Jeffrey E. Schreiber, MD, FACS
Baltimore Plastic Surgeon
5.0 out of 5 stars 79 reviews

Pseudoptosis in the context of Grave's disease

+1

What you describe is a very detailed diagnosis of pseudoptosis in patients with Grave's disease. The first step is to make sure that you do not have a true ptosis on one side. The second step is to address the Grave's disease on the affected side. In severe cases a levator surgery could be recommended. This consists of placing a spacer into the uppe lid to allow it to drop.

Trying to make the healthy eye look like the graves's disease affected one could be possible pharmacologicaly with certain eye drops but it is not the first recommendation in your case. In any case a detailed clinical exam by a plastic surgeon or ooculoplastic surgeon is warranted. Best of luck!

Hisham Seify, MD, PhD, FACS
Orange County Plastic Surgeon
5.0 out of 5 stars 7 reviews

Difficult problem

+1

Your discription is that of a complex problem with asymmetric eyelid position. It takes a bit of analysis to determine what is happening to each eye since you have the possible effects of Graves' and a possible second superimposed problem with ptosis that can be neurogenic, congenital, or traumatic/aging. Asymmetric ptosis gives rise also to compensatory effects such that the retraction of the Graves might be exacerbated due to ptosis of the opposite side. I would advise seeing a specialist in ptosis.

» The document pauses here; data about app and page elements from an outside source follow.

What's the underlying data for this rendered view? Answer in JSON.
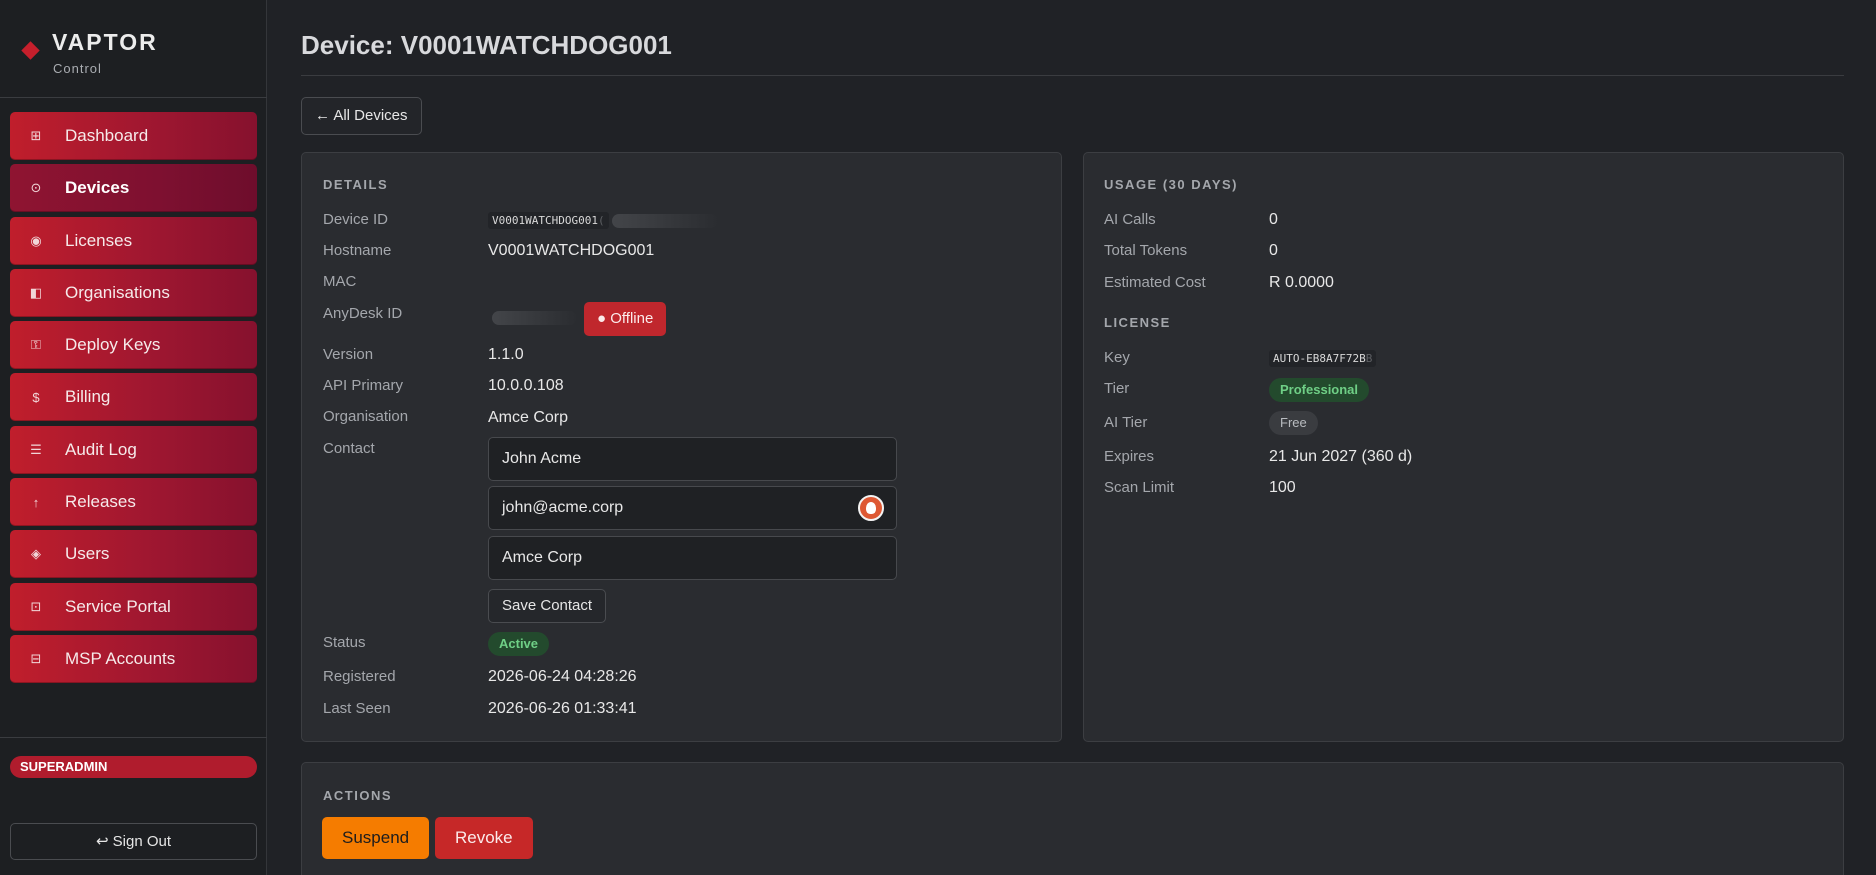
{
  "brand": {
    "name": "VAPTOR",
    "subtitle": "Control"
  },
  "sidebar": {
    "items": [
      {
        "label": "Dashboard",
        "icon": "⊞",
        "icon_name": "dashboard-icon"
      },
      {
        "label": "Devices",
        "icon": "⊙",
        "icon_name": "devices-icon",
        "active": true
      },
      {
        "label": "Licenses",
        "icon": "◉",
        "icon_name": "licenses-icon"
      },
      {
        "label": "Organisations",
        "icon": "◧",
        "icon_name": "organisations-icon"
      },
      {
        "label": "Deploy Keys",
        "icon": "⚿",
        "icon_name": "key-icon"
      },
      {
        "label": "Billing",
        "icon": "$",
        "icon_name": "billing-icon"
      },
      {
        "label": "Audit Log",
        "icon": "☰",
        "icon_name": "audit-log-icon"
      },
      {
        "label": "Releases",
        "icon": "↑",
        "icon_name": "releases-icon"
      },
      {
        "label": "Users",
        "icon": "◈",
        "icon_name": "users-icon"
      },
      {
        "label": "Service Portal",
        "icon": "⊡",
        "icon_name": "service-portal-icon"
      },
      {
        "label": "MSP Accounts",
        "icon": "⊟",
        "icon_name": "msp-accounts-icon"
      }
    ],
    "role_badge": "SUPERADMIN",
    "sign_out": "↩ Sign Out"
  },
  "page": {
    "title": "Device: V0001WATCHDOG001",
    "back_label": "← All Devices"
  },
  "details": {
    "section_title": "DETAILS",
    "device_id_label": "Device ID",
    "device_id_value": "V0001WATCHDOG001",
    "device_id_tail": "(",
    "hostname_label": "Hostname",
    "hostname_value": "V0001WATCHDOG001",
    "mac_label": "MAC",
    "anydesk_label": "AnyDesk ID",
    "anydesk_status": "● Offline",
    "version_label": "Version",
    "version_value": "1.1.0",
    "api_primary_label": "API Primary",
    "api_primary_value": "10.0.0.108",
    "organisation_label": "Organisation",
    "organisation_value": "Amce Corp",
    "contact_label": "Contact",
    "contact_name": "John Acme",
    "contact_email": "john@acme.corp",
    "contact_company": "Amce Corp",
    "save_contact_label": "Save Contact",
    "status_label": "Status",
    "status_value": "Active",
    "registered_label": "Registered",
    "registered_value": "2026-06-24 04:28:26",
    "last_seen_label": "Last Seen",
    "last_seen_value": "2026-06-26 01:33:41"
  },
  "usage": {
    "section_title": "USAGE (30 DAYS)",
    "ai_calls_label": "AI Calls",
    "ai_calls_value": "0",
    "total_tokens_label": "Total Tokens",
    "total_tokens_value": "0",
    "estimated_cost_label": "Estimated Cost",
    "estimated_cost_value": "R 0.0000"
  },
  "license": {
    "section_title": "LICENSE",
    "key_label": "Key",
    "key_value": "AUTO-EB8A7F72B",
    "key_tail": "B",
    "tier_label": "Tier",
    "tier_value": "Professional",
    "ai_tier_label": "AI Tier",
    "ai_tier_value": "Free",
    "expires_label": "Expires",
    "expires_value": "21 Jun 2027 (360 d)",
    "scan_limit_label": "Scan Limit",
    "scan_limit_value": "100"
  },
  "actions": {
    "section_title": "ACTIONS",
    "suspend_label": "Suspend",
    "revoke_label": "Revoke"
  },
  "colors": {
    "nav_gradient_start": "#c01e2c",
    "nav_gradient_end": "#86112e",
    "offline": "#c0272d",
    "suspend": "#f57c00",
    "revoke": "#c62828",
    "badge_green_text": "#6fcf86"
  }
}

Robin T.W. Yuan, MD
Beverly Hills Plastic Surgeon
5.0 out of 5 stars 8 reviews

These answers are for educational purposes and should not be relied upon as a substitute for medical advice you may receive from your physician. If you have a medical emergency, please call 911. These answers do not constitute or initiate a patient/doctor relationship.